WHAT YOU SHOULD DO: Give the number of lines in the data below that contain "Choose", and only that number.

○ ○ ○ ○ ○ ○ ○

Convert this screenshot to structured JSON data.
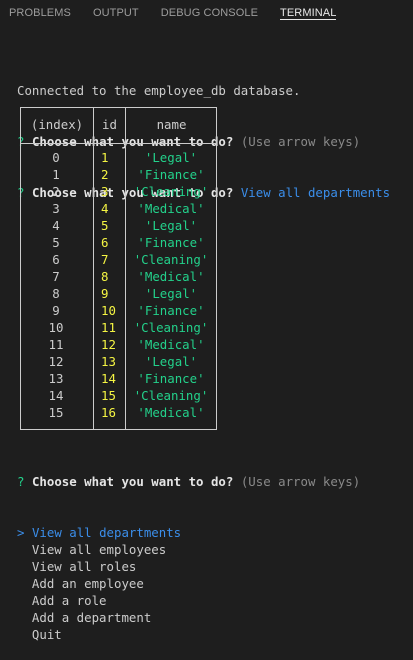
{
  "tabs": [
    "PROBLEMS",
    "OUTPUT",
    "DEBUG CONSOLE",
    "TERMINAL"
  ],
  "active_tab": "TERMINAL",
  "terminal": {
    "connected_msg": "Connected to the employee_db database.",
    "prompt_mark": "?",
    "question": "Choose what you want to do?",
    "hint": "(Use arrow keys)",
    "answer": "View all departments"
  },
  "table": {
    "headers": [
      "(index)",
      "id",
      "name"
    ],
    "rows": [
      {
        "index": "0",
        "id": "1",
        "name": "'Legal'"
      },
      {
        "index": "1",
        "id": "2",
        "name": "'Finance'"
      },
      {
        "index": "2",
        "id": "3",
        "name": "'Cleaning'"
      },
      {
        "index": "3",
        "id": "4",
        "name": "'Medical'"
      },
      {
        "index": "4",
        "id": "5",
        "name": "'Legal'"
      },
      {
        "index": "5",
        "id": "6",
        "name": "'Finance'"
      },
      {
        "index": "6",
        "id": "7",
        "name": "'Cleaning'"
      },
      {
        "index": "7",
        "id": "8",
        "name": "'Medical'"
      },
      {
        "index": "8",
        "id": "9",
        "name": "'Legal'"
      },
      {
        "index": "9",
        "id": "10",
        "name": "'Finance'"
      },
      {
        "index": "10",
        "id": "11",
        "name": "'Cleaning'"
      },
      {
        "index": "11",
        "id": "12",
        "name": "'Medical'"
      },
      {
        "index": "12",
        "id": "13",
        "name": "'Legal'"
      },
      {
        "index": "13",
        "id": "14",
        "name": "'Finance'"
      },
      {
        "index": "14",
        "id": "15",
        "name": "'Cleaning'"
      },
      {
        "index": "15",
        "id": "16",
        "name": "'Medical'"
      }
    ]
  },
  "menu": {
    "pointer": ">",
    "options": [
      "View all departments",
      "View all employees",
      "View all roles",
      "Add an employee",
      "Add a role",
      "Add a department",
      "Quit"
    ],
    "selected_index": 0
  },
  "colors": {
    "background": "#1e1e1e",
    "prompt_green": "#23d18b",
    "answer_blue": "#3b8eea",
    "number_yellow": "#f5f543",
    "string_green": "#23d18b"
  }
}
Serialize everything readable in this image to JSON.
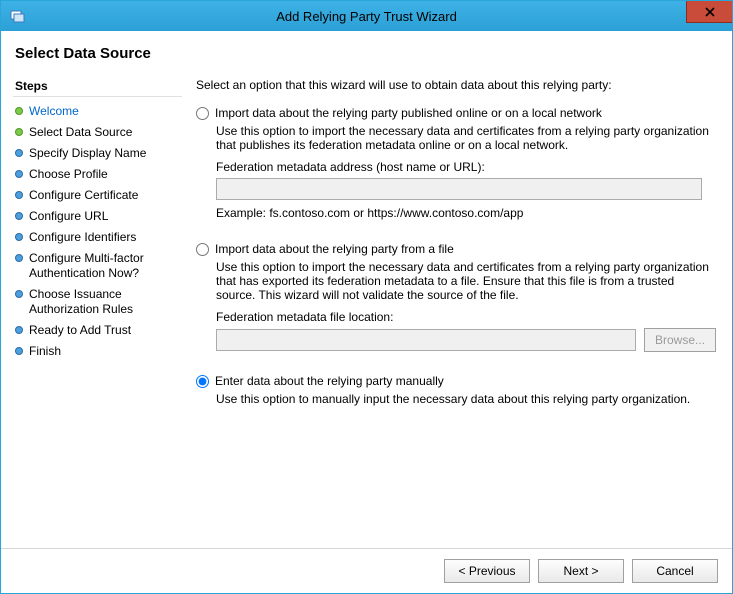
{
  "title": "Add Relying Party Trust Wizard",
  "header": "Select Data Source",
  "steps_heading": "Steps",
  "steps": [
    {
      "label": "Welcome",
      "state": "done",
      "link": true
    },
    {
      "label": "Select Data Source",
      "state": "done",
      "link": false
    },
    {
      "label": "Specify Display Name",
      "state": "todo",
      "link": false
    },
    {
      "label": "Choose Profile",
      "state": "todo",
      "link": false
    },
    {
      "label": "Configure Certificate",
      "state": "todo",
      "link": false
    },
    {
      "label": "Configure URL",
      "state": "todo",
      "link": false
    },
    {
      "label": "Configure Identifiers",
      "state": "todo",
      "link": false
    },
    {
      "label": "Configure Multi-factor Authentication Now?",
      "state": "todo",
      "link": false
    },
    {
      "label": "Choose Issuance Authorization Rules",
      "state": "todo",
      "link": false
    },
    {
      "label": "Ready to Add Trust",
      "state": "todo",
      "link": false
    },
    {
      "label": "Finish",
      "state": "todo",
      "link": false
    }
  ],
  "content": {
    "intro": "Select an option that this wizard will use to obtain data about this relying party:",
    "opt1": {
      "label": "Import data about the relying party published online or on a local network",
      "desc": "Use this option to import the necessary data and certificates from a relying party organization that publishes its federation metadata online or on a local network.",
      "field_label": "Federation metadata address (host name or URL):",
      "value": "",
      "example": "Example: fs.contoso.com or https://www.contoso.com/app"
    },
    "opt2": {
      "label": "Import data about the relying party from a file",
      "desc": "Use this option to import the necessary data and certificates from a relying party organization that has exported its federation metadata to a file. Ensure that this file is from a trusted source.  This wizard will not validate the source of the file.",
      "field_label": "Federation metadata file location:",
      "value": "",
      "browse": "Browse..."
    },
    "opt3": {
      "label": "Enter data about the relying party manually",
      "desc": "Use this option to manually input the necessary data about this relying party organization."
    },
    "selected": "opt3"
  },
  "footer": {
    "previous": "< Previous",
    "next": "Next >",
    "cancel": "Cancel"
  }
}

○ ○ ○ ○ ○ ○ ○

ANSWER BOX: 3